Work instruction
Report every line of the records beneath this task that holds the string "View".

Records for the task

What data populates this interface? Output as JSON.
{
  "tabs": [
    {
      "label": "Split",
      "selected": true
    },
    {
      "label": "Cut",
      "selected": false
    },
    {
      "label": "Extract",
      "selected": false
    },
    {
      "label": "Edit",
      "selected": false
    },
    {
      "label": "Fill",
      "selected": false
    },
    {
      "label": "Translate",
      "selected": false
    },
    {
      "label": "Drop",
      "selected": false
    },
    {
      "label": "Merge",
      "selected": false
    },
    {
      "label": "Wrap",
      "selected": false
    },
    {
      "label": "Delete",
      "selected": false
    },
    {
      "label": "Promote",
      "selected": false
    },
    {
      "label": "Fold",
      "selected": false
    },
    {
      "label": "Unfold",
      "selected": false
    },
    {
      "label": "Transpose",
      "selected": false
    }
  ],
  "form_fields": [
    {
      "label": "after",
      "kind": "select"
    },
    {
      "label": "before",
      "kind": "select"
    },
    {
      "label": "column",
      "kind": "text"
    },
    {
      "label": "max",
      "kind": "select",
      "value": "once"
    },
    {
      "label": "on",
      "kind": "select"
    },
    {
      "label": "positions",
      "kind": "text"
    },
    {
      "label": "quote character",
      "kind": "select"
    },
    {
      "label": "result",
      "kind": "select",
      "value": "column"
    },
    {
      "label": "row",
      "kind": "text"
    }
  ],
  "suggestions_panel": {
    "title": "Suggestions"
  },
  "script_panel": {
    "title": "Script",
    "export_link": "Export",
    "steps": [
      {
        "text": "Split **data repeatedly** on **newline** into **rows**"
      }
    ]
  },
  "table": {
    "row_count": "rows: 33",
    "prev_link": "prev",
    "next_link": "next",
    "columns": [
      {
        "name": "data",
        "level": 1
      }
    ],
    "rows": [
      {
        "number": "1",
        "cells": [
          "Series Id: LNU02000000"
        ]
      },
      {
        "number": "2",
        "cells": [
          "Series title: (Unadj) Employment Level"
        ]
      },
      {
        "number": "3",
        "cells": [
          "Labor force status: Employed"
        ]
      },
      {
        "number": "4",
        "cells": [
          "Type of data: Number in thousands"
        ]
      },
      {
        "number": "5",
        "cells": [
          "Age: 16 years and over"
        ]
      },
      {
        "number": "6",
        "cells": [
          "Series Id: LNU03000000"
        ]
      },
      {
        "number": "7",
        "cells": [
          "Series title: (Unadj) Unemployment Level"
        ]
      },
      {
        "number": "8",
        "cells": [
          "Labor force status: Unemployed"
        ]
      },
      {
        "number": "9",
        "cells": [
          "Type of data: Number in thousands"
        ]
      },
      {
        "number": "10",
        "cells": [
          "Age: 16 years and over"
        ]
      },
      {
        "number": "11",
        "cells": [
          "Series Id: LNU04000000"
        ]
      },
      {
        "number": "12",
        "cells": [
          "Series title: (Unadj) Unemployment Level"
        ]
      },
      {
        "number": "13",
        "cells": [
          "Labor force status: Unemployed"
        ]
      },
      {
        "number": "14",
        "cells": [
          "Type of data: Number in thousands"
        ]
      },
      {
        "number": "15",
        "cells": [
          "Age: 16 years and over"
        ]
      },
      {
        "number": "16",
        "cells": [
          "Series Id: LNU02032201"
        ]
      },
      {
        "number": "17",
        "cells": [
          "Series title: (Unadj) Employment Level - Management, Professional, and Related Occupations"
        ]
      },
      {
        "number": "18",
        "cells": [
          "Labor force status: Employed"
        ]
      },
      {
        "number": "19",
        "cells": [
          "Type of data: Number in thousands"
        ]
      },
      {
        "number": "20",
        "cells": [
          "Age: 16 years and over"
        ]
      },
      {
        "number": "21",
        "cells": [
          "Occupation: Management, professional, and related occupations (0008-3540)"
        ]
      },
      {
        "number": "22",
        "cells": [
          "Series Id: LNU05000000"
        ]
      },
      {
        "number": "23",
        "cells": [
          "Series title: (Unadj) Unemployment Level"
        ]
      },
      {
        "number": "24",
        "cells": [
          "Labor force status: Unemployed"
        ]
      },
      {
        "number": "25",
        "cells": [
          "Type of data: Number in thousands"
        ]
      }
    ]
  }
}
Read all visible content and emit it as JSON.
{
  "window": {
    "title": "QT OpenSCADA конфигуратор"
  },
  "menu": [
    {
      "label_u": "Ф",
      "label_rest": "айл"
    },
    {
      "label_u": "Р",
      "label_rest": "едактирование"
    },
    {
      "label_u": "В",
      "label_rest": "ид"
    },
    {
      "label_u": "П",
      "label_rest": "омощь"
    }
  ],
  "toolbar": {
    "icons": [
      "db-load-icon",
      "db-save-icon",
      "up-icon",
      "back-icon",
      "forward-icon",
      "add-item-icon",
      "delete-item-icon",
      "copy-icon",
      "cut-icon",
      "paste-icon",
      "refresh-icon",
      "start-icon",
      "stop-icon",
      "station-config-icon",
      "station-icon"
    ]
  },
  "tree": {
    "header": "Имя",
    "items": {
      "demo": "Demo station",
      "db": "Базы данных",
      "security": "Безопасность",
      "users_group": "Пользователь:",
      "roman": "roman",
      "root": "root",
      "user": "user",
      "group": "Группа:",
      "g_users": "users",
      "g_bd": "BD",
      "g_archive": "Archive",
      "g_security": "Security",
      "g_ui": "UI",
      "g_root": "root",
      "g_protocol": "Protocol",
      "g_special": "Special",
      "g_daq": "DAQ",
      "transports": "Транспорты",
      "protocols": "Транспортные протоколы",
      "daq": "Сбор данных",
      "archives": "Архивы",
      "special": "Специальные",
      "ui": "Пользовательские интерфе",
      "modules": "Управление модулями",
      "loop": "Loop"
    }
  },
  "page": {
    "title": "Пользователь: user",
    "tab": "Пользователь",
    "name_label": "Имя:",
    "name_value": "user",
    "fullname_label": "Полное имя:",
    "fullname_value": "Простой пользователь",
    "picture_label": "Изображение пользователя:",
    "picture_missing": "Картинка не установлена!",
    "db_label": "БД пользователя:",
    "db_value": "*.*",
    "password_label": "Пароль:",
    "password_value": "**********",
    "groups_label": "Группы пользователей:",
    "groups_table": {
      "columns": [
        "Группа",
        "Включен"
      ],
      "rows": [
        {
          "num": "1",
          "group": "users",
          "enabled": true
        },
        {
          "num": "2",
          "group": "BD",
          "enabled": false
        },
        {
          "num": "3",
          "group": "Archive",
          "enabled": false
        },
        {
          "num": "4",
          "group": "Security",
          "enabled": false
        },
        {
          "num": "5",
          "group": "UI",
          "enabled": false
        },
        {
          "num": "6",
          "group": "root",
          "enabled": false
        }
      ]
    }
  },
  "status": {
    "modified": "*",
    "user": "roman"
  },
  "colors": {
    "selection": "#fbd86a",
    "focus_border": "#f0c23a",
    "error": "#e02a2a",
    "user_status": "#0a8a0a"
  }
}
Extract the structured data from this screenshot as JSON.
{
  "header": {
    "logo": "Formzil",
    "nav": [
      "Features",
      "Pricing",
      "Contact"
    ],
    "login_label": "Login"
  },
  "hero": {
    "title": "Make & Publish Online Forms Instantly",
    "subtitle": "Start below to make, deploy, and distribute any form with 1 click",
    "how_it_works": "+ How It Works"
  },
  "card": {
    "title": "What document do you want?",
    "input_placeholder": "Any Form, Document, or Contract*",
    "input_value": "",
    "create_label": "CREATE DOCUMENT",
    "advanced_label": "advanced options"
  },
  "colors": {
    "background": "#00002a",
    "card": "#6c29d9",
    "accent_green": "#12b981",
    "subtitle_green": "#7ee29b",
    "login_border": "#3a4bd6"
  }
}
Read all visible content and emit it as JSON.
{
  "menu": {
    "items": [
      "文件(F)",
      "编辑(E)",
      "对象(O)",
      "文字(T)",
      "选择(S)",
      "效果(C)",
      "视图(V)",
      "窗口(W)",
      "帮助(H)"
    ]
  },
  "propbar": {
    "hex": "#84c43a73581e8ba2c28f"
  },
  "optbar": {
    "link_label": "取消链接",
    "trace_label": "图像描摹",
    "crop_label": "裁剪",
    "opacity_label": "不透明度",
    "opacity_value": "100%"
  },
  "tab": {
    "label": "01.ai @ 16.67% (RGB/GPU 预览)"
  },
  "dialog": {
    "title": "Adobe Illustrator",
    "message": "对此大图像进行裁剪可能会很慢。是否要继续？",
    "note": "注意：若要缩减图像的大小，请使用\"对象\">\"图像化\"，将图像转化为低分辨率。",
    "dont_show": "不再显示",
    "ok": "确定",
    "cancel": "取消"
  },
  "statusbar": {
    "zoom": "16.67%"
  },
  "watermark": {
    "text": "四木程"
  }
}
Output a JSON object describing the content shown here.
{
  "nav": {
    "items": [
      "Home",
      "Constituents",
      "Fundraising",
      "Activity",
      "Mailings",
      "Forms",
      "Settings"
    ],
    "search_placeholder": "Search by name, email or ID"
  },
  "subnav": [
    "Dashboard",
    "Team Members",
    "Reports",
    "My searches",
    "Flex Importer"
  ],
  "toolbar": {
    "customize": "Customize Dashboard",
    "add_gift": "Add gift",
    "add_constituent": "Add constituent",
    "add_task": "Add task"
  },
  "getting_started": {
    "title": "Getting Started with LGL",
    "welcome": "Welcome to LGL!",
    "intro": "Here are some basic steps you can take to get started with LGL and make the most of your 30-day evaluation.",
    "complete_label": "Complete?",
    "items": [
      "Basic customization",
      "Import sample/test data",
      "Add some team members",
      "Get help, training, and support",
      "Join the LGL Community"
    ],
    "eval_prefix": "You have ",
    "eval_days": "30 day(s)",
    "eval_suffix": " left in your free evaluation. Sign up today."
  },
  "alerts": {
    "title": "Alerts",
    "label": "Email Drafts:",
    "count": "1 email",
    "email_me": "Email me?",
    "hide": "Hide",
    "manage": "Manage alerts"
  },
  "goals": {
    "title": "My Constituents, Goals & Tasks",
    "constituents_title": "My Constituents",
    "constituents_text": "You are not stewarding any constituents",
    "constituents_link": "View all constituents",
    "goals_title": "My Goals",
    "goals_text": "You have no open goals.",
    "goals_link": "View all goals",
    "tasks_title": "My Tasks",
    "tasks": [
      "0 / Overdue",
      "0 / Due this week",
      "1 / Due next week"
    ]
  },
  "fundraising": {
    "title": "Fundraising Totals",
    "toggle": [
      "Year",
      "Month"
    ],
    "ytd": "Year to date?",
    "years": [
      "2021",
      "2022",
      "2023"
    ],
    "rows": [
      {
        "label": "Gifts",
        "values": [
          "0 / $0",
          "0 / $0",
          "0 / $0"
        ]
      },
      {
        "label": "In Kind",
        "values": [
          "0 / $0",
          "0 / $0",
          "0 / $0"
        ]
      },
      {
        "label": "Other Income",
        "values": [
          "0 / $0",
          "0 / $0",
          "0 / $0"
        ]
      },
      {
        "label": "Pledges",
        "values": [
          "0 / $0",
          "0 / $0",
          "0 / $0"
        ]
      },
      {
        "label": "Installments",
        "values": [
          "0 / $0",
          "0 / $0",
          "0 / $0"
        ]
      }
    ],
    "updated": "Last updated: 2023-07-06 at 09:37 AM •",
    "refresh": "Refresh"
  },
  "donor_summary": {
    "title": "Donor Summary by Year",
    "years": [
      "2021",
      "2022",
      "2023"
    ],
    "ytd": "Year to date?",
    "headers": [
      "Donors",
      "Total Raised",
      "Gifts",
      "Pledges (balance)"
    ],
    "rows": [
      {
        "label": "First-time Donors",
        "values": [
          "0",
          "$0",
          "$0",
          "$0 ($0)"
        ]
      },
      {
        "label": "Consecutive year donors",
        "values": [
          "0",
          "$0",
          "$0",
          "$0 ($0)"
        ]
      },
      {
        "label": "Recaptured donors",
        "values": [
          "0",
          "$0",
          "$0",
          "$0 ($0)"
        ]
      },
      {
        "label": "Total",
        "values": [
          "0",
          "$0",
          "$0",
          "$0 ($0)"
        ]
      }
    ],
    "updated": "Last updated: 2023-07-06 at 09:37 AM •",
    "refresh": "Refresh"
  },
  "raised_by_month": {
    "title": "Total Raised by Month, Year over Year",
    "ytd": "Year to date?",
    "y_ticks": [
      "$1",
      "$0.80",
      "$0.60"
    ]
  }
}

Written solution
    "constituents_link": "View all constituents",
    "goals_link": "View all goals",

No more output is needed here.